Offshore mitigation seems to be a favoured solution. Earlier this year, Cabinet papers revealed that more than two-thirds of our emission reductions over the next decade are likely to come from offshore. Offshore mitigation is likely to include offsetting emissions in another country and attributing them to our emission reduction records. The ERP confirms this will be needed and that the Government will “prioritise partnership in the Asia-Pacific region”.

But details of how this will work are vague. We do not know which country or countries will be picked to work with and how the quality of carbon offsets will be ensured. One thing that is clear is the price of international offset credits is rising. If we are serious about quality, offshore mitigation may not be as cheap as we expect.

The CERF will also fund a framework and approval scheme for a voluntary carbon market in New Zealand. Our trading partners—Australia, China, and Japan—made similar arrangements a long time ago. New Zealand is giving a small budget to this—$3.6 million. This is unlikely to be a game-changer and will only facilitate scoping work rather than implementation.

There is also little in the ERP on how New Zealand will adapt to the impacts of climate change, such as sea level rise and bushfires. While the ERP reasonably focuses on reducing GHG emissions, no big cash is allocated to climate change adaptation. This is a missed opportunity.

Adaptation initiatives are typically under-resourced.
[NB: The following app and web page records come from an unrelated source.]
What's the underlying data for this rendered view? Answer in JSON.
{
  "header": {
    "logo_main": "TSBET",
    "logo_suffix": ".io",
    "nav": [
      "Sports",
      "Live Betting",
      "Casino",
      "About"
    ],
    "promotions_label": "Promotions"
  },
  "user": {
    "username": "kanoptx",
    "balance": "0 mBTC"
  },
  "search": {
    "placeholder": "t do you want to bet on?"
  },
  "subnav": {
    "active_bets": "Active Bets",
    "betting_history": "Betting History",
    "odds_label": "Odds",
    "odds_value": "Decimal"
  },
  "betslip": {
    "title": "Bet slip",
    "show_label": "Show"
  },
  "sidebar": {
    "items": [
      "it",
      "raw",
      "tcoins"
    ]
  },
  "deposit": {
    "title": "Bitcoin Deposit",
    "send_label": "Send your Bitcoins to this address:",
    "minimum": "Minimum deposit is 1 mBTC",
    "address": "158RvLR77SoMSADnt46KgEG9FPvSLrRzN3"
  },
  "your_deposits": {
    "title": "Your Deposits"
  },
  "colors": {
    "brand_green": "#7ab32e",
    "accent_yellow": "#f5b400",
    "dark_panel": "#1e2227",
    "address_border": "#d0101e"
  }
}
To support adaptation, we could take a fixed percentage of ETS cash proceeds every year to fill a designated adaptation fund, similar to the ‘two percent’ arrangement under the Clean Development Mechanism (a carbon pricing mechanism) set up under the UNFCCC. Such a measure would, effectively, get polluters to pay for initiatives that address the problems they created (i.e. climate change impacts).

The Government anticipates additional funding for climate change adaptation will be sought through the CERF when New Zealand’s “mitigation response accelerates over time”. Perhaps the first national adaptation plan to be published later this year will give us details, but currently the budgetary commitment remains obscure.

Read the original article at Newsroom.

Alex Lo is a senior lecturer in climate change at Te Herenga Waka—Victoria University of Wellington.